━━━ Listed entries

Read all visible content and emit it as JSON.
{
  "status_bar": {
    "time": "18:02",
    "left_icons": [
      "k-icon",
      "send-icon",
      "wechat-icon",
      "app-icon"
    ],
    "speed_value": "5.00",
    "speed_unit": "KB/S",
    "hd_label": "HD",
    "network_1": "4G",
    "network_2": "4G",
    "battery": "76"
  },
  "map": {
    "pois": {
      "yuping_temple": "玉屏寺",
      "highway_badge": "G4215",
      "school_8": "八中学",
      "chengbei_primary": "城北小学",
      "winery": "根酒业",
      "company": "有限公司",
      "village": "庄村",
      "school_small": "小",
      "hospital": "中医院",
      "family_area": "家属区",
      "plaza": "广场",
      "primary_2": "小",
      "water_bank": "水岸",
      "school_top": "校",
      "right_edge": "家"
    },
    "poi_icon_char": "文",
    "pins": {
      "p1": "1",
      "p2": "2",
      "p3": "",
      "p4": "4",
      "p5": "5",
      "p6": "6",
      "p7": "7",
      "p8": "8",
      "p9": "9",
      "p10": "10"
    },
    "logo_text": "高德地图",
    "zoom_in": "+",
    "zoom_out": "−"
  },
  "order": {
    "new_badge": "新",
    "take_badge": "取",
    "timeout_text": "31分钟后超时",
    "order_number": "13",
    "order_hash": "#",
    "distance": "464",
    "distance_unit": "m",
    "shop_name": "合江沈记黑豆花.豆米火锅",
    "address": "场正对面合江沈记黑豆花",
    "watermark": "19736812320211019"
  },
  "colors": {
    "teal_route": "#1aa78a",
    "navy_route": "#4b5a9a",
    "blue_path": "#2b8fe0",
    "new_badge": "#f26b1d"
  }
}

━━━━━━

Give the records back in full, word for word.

Read all visible content and emit it as JSON.
{
  "status_bar": {
    "time": "18:02",
    "left_icons": [
      "k-icon",
      "send-icon",
      "wechat-icon",
      "app-icon"
    ],
    "speed_value": "5.00",
    "speed_unit": "KB/S",
    "hd_label": "HD",
    "network_1": "4G",
    "network_2": "4G",
    "battery": "76"
  },
  "map": {
    "pois": {
      "yuping_temple": "玉屏寺",
      "highway_badge": "G4215",
      "school_8": "八中学",
      "chengbei_primary": "城北小学",
      "winery": "根酒业",
      "company": "有限公司",
      "village": "庄村",
      "school_small": "小",
      "hospital": "中医院",
      "family_area": "家属区",
      "plaza": "广场",
      "primary_2": "小",
      "water_bank": "水岸",
      "school_top": "校",
      "right_edge": "家"
    },
    "poi_icon_char": "文",
    "pins": {
      "p1": "1",
      "p2": "2",
      "p3": "",
      "p4": "4",
      "p5": "5",
      "p6": "6",
      "p7": "7",
      "p8": "8",
      "p9": "9",
      "p10": "10"
    },
    "logo_text": "高德地图",
    "zoom_in": "+",
    "zoom_out": "−"
  },
  "order": {
    "new_badge": "新",
    "take_badge": "取",
    "timeout_text": "31分钟后超时",
    "order_number": "13",
    "order_hash": "#",
    "distance": "464",
    "distance_unit": "m",
    "shop_name": "合江沈记黑豆花.豆米火锅",
    "address": "场正对面合江沈记黑豆花",
    "watermark": "19736812320211019"
  },
  "colors": {
    "teal_route": "#1aa78a",
    "navy_route": "#4b5a9a",
    "blue_path": "#2b8fe0",
    "new_badge": "#f26b1d"
  }
}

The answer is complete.